HOW TO COMPLETE THIS TASK :: List all the lines in these records that hold "Sampled".

DATA FOR ANALYSIS ::
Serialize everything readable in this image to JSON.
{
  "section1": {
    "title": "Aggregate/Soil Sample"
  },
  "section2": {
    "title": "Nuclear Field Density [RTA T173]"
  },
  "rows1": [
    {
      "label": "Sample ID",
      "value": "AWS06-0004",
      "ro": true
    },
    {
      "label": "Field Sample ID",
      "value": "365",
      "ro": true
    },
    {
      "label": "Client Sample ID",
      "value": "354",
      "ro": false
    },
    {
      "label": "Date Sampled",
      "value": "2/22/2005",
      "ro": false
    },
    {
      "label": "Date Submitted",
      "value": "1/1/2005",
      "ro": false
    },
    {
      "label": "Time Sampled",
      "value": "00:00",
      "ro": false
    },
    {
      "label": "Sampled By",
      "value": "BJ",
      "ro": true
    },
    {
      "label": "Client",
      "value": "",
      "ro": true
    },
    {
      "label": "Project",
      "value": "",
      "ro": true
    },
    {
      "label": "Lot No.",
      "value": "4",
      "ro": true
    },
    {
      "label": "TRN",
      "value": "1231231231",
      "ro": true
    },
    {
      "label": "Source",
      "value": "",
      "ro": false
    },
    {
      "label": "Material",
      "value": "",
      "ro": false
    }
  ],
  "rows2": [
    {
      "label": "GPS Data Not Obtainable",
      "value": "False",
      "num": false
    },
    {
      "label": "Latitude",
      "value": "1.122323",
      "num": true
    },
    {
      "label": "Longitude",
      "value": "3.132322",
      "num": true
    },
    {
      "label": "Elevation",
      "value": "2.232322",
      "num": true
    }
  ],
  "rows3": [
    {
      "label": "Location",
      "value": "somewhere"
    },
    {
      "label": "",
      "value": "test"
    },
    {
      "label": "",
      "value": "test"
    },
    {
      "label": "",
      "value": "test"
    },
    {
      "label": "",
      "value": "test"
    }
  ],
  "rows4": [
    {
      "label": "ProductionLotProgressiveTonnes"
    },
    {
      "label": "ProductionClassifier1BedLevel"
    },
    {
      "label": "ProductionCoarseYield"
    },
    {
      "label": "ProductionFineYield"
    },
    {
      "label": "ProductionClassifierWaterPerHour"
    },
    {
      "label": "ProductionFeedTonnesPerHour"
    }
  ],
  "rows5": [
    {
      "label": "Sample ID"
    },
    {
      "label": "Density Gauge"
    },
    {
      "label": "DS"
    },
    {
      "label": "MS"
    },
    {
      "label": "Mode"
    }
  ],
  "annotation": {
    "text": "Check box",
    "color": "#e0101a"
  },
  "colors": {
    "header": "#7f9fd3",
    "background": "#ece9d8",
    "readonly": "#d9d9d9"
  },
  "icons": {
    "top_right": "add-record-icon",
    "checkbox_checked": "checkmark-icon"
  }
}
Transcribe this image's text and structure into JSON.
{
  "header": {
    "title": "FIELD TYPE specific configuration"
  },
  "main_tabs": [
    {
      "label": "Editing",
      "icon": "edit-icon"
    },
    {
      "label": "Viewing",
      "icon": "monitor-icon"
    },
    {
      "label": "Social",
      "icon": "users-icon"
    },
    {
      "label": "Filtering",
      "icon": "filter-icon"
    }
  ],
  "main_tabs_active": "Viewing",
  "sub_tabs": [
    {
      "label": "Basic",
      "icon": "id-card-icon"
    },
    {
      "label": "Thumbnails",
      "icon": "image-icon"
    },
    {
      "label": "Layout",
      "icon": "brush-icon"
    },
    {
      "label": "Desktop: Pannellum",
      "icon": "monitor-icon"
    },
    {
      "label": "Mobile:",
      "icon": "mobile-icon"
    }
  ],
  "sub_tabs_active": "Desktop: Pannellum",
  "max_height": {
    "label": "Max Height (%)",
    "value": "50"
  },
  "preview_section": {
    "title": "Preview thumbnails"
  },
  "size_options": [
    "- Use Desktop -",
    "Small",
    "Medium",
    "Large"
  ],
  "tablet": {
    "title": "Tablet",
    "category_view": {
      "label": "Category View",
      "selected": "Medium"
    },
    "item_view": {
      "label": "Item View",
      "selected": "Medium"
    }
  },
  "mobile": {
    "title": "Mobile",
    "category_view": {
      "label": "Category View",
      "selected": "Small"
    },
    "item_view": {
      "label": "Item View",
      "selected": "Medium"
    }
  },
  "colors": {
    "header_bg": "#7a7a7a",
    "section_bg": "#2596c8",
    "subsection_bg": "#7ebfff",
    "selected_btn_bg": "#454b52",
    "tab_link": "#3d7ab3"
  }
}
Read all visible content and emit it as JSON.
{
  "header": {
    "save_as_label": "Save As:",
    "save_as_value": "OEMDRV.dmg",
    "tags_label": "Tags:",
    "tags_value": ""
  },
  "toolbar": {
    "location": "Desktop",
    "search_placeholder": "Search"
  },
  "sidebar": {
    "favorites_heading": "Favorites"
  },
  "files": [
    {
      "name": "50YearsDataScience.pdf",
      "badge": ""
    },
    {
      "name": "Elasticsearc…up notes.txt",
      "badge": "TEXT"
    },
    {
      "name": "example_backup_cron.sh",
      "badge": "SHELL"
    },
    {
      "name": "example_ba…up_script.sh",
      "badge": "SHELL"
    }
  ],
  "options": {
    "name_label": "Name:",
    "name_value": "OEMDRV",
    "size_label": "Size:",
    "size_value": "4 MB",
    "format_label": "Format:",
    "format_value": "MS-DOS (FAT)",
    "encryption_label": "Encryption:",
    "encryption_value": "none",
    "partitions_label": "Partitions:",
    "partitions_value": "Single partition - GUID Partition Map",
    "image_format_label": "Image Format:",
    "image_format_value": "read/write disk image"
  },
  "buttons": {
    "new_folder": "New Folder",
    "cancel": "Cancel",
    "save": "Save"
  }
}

WRITTEN RESPONSE ::
      "label": "Date Sampled",
      "label": "Time Sampled",
      "label": "Sampled By",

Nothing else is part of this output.